◆ EXERCISE DETAILS
How many lines of the data include the string "kind"? State that number alone.

◆ Records from a dataset

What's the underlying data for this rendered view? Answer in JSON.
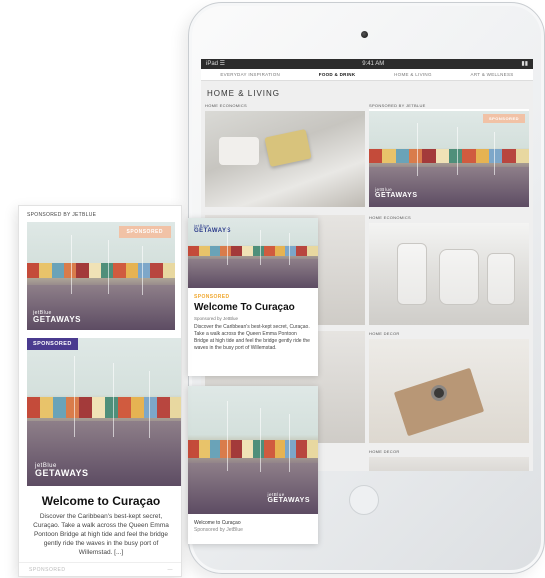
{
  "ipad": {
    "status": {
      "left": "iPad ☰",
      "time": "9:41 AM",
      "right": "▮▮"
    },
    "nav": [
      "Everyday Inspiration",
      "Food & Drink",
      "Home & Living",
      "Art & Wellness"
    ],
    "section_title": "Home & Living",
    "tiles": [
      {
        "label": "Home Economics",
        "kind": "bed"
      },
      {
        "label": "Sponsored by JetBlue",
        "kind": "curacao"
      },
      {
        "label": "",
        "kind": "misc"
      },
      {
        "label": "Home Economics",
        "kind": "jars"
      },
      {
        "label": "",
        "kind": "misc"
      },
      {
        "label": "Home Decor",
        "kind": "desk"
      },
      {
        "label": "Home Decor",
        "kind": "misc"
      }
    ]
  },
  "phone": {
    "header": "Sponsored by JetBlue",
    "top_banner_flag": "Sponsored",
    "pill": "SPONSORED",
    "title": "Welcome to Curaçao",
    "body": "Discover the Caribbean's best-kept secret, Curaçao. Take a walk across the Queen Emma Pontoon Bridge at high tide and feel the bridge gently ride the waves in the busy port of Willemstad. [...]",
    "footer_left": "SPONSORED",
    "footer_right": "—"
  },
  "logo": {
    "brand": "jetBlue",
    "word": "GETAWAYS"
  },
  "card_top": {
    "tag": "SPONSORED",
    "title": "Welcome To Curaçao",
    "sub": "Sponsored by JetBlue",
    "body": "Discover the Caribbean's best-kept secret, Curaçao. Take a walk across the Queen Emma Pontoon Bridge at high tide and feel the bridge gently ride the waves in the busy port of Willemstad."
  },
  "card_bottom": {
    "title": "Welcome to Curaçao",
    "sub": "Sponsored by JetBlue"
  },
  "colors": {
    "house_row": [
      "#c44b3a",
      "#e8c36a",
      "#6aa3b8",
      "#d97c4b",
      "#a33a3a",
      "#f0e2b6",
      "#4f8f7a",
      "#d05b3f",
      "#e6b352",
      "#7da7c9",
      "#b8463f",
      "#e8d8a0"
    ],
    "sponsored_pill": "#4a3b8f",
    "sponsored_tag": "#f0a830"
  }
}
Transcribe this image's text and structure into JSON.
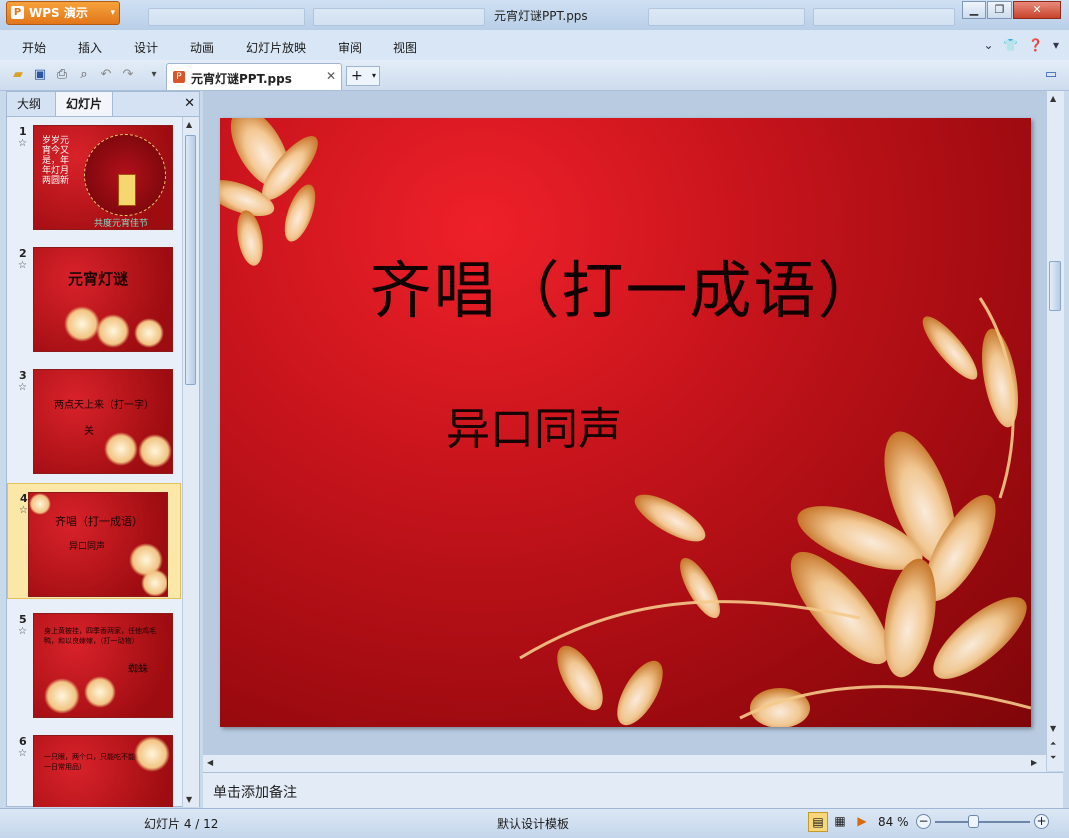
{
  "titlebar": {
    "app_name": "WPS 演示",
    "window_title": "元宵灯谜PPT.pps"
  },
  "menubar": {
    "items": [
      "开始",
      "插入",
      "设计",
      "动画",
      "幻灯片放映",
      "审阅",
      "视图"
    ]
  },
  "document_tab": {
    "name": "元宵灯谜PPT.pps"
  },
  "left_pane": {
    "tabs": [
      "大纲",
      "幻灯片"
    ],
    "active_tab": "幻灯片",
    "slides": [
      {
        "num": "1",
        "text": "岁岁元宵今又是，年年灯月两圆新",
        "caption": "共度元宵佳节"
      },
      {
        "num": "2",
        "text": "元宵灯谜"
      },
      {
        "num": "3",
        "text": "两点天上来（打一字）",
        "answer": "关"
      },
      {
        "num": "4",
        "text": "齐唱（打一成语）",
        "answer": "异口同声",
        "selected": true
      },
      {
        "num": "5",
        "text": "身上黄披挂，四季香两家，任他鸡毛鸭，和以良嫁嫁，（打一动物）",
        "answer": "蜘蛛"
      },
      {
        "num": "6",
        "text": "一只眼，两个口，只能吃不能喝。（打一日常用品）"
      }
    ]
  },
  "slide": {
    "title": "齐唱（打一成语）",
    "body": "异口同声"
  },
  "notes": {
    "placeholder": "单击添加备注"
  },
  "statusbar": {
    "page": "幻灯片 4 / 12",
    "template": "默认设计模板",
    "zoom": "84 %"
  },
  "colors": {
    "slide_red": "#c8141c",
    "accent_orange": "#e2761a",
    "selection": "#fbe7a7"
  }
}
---
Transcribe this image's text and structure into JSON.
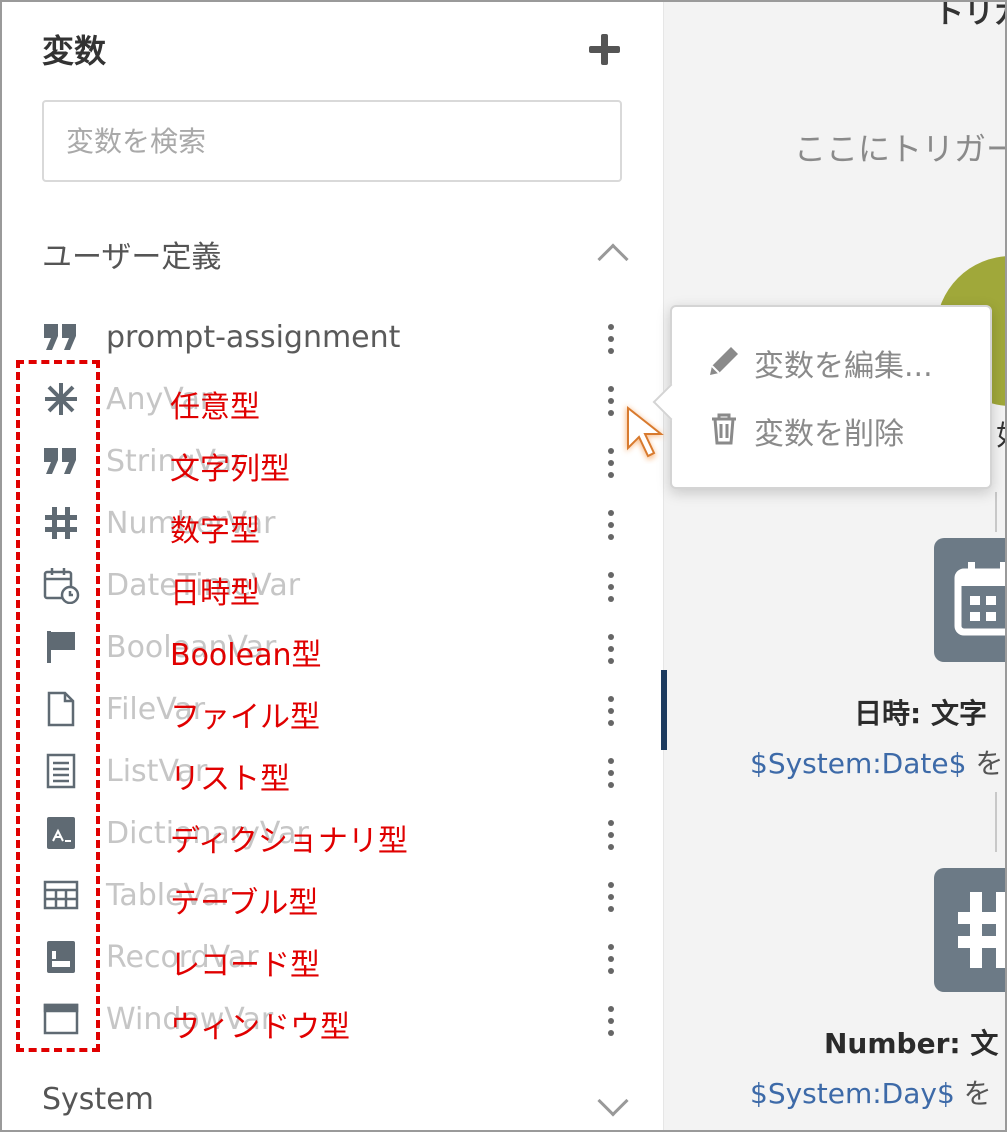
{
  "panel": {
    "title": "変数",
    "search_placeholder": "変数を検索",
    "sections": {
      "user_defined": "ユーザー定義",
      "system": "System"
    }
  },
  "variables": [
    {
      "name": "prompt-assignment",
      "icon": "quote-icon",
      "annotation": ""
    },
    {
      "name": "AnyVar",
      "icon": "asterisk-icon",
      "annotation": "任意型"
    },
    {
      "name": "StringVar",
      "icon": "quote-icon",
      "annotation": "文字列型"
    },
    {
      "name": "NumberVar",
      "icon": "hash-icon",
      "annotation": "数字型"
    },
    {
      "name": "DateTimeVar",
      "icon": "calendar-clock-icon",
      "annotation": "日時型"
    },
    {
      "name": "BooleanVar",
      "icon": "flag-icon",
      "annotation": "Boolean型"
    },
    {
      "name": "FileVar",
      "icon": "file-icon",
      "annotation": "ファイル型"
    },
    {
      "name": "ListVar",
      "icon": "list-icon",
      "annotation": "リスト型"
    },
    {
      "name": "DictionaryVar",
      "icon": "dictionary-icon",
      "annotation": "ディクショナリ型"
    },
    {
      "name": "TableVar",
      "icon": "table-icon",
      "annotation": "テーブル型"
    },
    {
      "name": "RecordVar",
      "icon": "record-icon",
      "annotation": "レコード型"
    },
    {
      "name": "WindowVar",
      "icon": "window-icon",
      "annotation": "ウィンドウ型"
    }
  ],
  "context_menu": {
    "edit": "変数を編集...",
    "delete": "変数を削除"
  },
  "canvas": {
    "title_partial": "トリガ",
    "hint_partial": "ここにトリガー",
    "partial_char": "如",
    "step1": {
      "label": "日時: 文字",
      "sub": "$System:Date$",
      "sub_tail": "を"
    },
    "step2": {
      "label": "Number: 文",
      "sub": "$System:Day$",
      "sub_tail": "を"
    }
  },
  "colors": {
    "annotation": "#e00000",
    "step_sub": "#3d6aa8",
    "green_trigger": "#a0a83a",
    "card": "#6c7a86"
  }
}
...
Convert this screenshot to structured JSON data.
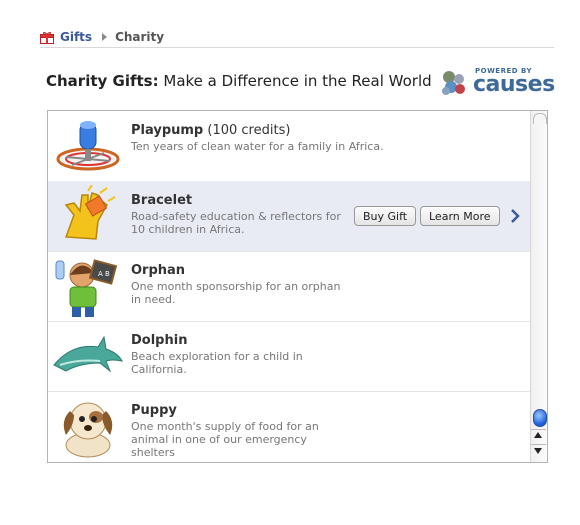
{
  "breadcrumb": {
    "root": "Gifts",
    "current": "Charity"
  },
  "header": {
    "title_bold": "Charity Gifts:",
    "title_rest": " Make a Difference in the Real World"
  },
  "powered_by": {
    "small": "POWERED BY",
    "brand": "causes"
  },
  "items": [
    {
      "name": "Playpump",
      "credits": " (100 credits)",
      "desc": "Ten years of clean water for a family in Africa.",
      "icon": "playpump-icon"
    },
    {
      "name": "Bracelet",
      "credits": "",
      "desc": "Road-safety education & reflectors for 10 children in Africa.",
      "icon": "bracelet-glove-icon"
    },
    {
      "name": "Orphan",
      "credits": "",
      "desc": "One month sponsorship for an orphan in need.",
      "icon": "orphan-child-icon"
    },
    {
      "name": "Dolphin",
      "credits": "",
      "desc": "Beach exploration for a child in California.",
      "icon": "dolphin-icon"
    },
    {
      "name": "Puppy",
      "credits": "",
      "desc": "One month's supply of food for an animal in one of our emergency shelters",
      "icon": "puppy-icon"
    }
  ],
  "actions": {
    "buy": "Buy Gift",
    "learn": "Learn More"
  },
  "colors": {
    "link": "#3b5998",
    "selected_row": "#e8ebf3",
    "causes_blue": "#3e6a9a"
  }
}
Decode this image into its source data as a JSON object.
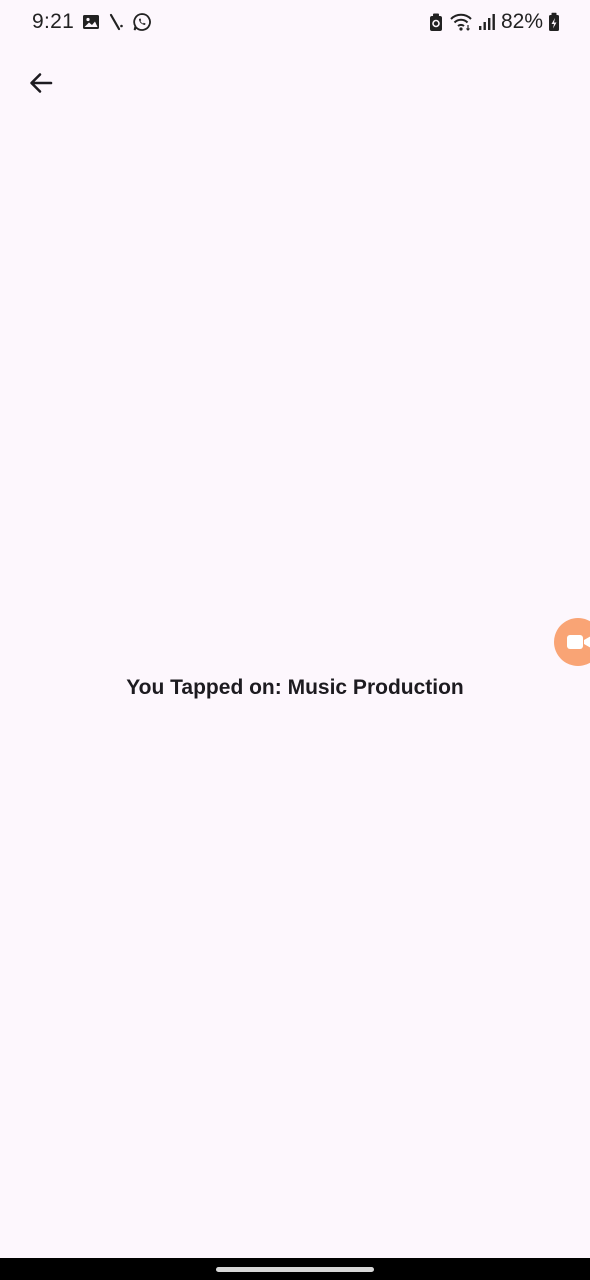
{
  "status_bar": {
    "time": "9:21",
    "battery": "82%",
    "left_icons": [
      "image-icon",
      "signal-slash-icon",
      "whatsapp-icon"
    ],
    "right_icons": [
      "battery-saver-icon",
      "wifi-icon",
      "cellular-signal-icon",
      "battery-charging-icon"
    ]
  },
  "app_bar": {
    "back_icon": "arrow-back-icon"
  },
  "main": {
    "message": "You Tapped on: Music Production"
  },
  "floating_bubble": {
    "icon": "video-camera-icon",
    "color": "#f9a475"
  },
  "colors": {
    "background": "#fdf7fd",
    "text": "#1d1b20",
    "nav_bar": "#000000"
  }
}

◆ RESPONSE FOR THIS EXERCISE
7